Tips for Working with Magnetic Beads
Purification is a common procedure in most molecular biology experiments, such as the removal of short primers, unincorporated dNTPs, enzymes, and salts from PCR reactions and other impurities. There are various types of purification methods, including filtration, centrifugation and separation. Separation has become a very popular method in life sciences and various types of solid phase support are used. This includes agarose beads, sepharose beads, silica beads, and magnetic beads. Separation using magnetic beads is the quickest, cleanest and most efficient technique out of all the bead separation methods.
Magnetic beads can be coated with specific affinity ligands for antigens, antibodies, proteins or nucleic acids. After the magnetic beads are incubated with the sample, magnetic force is applied to the beads (and attached biomolecules) in order to collect the beads into a concentrated pellet. Once separation is completed, the supernatant can be easily removed and the biomolecule bound to the beads can be eluted from the magnetic beads.
The ability to manipulate the magnetic beads using magnetic force makes the washing steps easier and faster than using agarose, sepharose or silica beads. The purified product can also be recovered in a more concentrated form using magnetic separation method.
Here are some tips for new users:
1. Resuspend your beads thoroughly
Magnetic beads need to have enough magnetic contents to allow simple pull down by a magnet. Conventional magnetic beads have sizes above 1 µm (1 µm = 1000nm). Newer beads are developed with much smaller sizes (down to a couple hundreds of nanometers) to increase beads surface area. This results in increased binding capacity and improved dispersion. Magnetic beads are heavy particles comprised of iron oxide so they sediment over time. The larger the size of the beads are, the faster they sediment. It is important to vortex and thoroughly resuspend the magnetic beads before use to redisperse the beads and to ensure consistency between the aliquots.
2. Wash your beads
Increase the number of washing steps helps to reduce non-specific binding to the beads.When washing the magnetic beads with either ethanol (for nucleic purification) or wash buffer, use enough wash solution to cover the pellet.
3. Know the properties of your beads
Magnetic beads come in different sizes, shapes, magnetic response, coatings, buffer conditions, and functional groups that are attached to them. These variables affect the properties of the beads. It is important to get the basic information of the beads to better understand how to handle them.
4. Capture the beads
Generally the magnetic beads are attracted to the magnet and form a pellet within a minute. Prolong the attraction of the magnetic beads to the magnet to ensure all beads are recovered.
5. Do not disturb the bead pellet when removing the wash solution

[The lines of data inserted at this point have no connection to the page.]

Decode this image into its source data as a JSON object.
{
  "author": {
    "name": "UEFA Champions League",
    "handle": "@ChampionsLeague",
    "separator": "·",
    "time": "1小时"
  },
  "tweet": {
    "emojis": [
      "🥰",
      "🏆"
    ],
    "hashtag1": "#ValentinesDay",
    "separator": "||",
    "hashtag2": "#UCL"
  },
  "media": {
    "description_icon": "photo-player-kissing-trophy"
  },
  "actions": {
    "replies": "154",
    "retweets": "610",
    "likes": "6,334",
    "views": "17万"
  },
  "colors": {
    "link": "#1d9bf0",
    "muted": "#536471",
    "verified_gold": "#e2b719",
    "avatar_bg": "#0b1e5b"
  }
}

When removing the wash solution or supernatant, angle the pipette tip so that the tip does not touch the pellet of magnetic beads. This prevents re-mixing of beads with supernatant. Use a magnetic rack with a slanted side so the bead pellet is concentrated on one side of the tube’s wall. This makes it much easier to remove the supernatant.